Agency officials said such comparisons are like comparing "apples to oranges," because opiate addiction is distinct from other kinds of chemical dependency.

"What we rely on are national studies that have shown that methadone therapy is the best practice in health care," said Maureen O'Connell, assistant commissioner for chemical and mental health services.

Methadone works by occupying the same brain receptors affected by opiates, blocking the "highs" and "lows" and relieving the craving and withdrawal symptoms for those drugs, according to the U.S. Centers for Disease Control and Prevention. When given in stable doses, the synthetic opiate shouldn't cause highs or lows of its own, so it allows patients to work and function normally in society.

But if abused in large doses, methadone can produce a high, and the body rids itself of the drug relatively slowly, thus increasing the risk that a user will pile dose upon dose in search of a high and wind up dead.

"People do die from it, even in treatment programs," said Nick Reuter, public health analyst for the Substance Abuse and Mental Health Services Agency.
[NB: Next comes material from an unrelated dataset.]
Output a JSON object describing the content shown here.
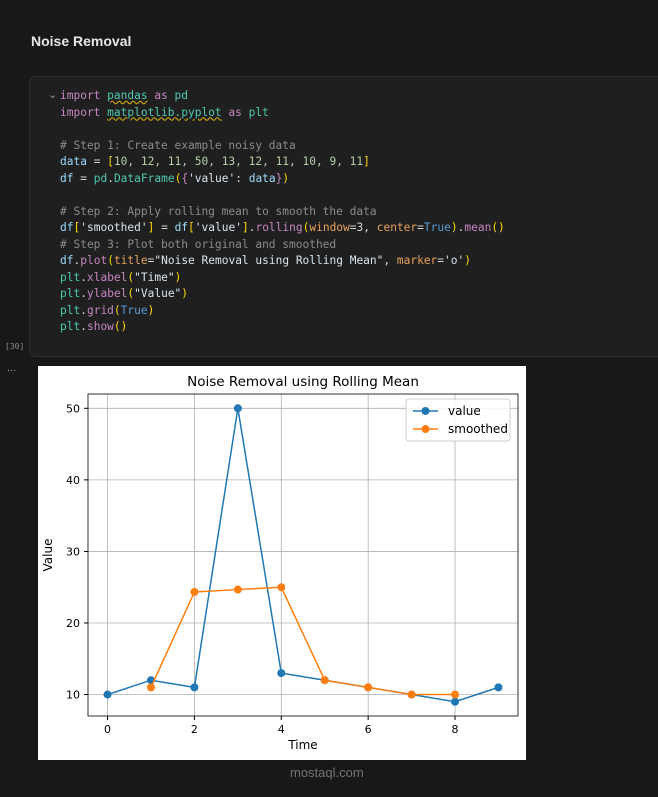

Terence Kall was one of those people. He hurt his back at work in 2003 and was prescribed Oxycontin for the pain. He became addicted and sought narcotics on the streets to fulfill his need, said his father, Joe Kall.

In 2006, Terence Kall enrolled at a Duluth treatment center and, with assistance from taxpayer-funded state health insurance, replaced his addiction to painkillers with an addiction to methadone. He died in 2010 at age 42 from a methadone overdose. Medical records show that methadone was the only drug in his system. Police recovered five bottles of methadone from his home, including one that was three-quarters empty.

"I know he wanted to get off of the drug, but he was afraid to," his father said. "The last two years he was walking around like a zombie. He spoke in bullet phrases. He acted like he was drunk."

Supporters of methadone treatment say many of the deaths aren't of people undergoing treatment for addiction but of people prescribed methadone for pain as a cheap alternative to other narcotics such as Oxycontin.

The majority of people in Minnesota who have died from methadone-involved overdoses have other drugs in their system, ranging from other opiates to sedatives to cocaine and alcohol, records show.

"What we're seeing is that people who use methadone to treat opiate addiction are consistently using street drugs to supplement that addiction as well," said Duluth police Sgt. Rodney Wilson, who works with the Lake Superior Drug and Gang Task Force.

Information from: Duluth News Tribune